Tell how many lines in the data below contain "nioEventLoopGroup", using one number as the whole reply.

START DATA EXCERPTS

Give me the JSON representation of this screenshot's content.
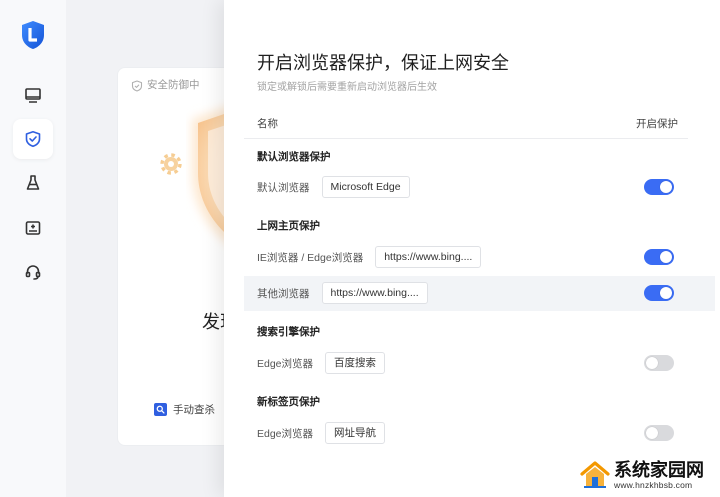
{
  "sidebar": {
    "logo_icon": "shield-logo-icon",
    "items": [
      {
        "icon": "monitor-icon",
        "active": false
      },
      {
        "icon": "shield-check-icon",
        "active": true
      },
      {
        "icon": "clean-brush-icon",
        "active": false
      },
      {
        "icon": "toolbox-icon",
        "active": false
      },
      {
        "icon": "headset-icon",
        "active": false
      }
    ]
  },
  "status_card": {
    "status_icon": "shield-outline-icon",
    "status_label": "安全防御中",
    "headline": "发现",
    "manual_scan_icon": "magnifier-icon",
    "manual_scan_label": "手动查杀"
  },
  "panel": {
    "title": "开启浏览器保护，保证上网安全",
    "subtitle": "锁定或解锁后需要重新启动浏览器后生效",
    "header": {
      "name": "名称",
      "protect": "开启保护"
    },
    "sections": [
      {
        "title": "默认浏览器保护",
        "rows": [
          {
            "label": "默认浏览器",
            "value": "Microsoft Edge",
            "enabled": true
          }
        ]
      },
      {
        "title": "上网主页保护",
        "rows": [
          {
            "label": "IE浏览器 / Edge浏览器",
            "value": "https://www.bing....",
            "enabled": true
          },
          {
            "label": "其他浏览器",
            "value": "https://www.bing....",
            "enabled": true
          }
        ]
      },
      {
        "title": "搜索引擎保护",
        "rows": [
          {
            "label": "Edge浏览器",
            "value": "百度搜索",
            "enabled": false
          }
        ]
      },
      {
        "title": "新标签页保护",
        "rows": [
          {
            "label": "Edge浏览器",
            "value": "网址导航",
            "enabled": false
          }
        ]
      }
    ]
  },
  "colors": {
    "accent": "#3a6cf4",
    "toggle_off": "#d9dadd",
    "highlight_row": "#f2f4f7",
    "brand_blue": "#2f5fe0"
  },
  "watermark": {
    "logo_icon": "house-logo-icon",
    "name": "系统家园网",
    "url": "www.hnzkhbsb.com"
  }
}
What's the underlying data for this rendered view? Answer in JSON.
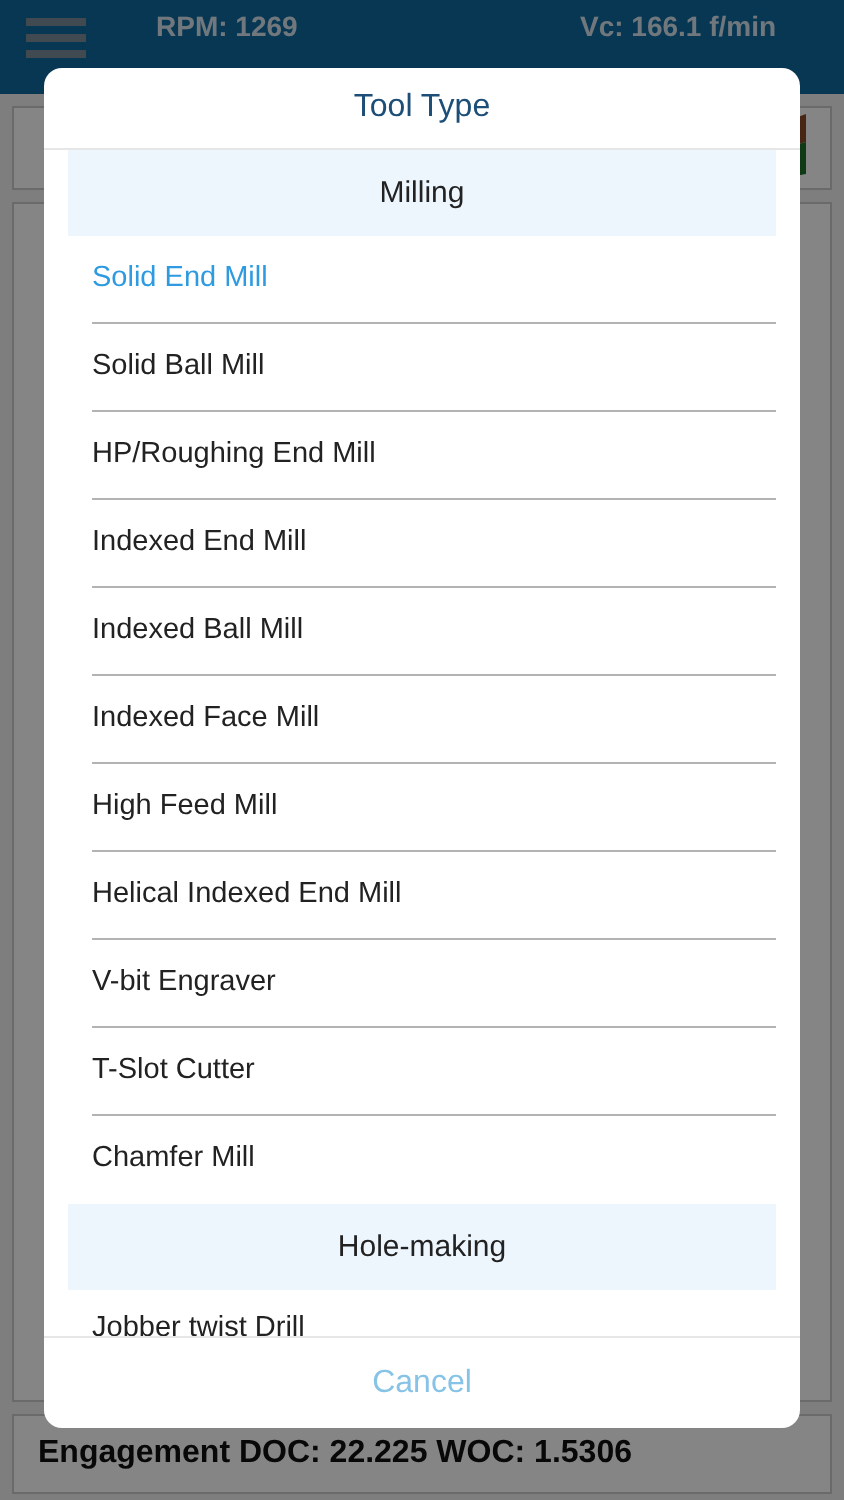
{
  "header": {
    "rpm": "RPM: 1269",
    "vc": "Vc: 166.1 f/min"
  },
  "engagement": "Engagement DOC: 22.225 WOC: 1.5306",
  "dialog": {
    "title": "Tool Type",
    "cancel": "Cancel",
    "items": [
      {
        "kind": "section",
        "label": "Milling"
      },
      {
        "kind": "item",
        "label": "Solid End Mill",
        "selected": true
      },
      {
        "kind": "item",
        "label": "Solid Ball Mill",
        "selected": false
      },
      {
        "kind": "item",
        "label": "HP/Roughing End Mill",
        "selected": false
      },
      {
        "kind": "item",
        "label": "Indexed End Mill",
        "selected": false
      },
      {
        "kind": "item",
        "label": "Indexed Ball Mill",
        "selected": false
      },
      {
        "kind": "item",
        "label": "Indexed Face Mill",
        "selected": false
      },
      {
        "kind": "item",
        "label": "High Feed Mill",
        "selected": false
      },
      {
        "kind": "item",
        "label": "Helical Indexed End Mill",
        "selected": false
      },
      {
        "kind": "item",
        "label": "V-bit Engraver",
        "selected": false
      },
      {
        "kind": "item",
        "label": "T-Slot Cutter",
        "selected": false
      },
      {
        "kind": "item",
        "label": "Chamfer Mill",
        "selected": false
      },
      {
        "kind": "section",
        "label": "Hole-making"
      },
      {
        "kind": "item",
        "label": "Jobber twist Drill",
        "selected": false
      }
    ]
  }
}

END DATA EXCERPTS
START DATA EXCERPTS

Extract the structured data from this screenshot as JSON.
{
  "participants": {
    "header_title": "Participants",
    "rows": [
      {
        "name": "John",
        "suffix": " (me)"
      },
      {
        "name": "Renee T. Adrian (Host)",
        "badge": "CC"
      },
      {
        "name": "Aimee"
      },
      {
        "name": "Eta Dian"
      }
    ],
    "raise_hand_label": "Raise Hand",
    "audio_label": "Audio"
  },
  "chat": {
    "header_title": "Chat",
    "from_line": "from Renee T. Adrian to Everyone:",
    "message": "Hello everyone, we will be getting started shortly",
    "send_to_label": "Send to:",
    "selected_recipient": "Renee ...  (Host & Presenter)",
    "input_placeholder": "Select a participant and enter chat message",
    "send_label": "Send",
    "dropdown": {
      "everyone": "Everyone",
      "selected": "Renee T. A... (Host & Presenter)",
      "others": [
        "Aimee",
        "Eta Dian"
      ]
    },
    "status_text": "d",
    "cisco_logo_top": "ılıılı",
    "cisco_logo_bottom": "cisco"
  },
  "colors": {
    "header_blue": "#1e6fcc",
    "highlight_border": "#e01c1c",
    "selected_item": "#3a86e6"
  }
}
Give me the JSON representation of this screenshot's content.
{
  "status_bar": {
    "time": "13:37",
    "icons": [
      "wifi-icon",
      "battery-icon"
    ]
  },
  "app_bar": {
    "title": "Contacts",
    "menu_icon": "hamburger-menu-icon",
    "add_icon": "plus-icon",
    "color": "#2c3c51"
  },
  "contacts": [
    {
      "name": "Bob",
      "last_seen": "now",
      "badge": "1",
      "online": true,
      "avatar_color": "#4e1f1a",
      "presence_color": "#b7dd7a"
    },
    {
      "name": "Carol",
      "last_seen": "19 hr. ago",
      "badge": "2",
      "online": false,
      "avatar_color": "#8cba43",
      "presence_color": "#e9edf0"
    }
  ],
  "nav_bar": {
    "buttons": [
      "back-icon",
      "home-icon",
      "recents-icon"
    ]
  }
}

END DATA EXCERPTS
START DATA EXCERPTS

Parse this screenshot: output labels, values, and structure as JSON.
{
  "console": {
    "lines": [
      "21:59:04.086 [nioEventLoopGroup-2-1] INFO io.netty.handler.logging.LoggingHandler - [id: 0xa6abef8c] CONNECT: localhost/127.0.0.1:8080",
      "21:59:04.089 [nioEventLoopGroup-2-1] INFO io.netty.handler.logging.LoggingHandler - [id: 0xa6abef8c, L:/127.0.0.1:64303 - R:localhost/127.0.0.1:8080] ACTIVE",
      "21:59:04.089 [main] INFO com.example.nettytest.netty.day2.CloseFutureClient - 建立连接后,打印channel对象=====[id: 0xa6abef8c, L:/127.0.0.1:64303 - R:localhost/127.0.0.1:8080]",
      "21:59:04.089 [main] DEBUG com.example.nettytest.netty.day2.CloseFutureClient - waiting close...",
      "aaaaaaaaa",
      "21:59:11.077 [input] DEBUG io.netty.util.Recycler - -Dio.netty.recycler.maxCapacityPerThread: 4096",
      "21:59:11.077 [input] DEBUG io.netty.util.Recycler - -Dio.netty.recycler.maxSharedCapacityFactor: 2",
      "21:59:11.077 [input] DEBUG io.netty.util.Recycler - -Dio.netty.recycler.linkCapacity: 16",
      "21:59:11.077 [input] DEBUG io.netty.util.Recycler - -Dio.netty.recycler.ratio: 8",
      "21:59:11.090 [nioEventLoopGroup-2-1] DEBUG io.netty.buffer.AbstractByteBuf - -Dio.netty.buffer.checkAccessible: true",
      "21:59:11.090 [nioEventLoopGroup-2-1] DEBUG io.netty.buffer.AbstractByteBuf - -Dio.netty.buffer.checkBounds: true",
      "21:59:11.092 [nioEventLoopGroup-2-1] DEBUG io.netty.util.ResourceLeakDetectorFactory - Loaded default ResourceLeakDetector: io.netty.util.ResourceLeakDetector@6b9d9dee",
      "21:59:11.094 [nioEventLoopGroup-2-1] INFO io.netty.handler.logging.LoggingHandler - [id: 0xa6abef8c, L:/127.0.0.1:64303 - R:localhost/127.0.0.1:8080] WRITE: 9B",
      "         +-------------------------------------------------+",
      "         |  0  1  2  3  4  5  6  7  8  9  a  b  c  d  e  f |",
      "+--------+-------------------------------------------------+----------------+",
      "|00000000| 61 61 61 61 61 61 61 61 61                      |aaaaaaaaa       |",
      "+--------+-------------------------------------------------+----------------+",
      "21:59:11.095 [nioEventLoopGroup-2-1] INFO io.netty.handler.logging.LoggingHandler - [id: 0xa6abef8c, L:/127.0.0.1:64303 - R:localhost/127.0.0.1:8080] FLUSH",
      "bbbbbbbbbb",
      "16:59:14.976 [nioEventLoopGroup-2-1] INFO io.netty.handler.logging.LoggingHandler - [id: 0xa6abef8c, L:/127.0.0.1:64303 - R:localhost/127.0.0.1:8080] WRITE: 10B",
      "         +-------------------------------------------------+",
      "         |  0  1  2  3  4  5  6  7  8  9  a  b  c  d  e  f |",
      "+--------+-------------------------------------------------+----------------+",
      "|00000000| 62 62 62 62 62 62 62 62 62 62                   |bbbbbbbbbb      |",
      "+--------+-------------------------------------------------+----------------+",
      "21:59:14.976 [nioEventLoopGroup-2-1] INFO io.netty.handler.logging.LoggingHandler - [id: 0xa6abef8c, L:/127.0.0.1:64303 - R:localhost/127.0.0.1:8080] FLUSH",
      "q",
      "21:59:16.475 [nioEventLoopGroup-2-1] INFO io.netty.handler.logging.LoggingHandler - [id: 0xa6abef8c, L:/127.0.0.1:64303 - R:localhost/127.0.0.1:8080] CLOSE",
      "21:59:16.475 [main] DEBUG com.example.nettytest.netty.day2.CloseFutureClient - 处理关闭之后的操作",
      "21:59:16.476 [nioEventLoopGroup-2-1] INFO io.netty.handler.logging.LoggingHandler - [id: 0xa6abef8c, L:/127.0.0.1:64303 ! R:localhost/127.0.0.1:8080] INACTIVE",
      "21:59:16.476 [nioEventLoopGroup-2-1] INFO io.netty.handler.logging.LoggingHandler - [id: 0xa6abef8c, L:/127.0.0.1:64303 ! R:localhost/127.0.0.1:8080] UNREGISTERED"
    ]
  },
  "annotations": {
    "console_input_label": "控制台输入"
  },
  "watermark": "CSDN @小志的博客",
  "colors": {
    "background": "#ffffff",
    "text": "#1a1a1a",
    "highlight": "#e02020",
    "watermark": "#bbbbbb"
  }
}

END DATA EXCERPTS

◆ **YOUR SOLUTION**:
12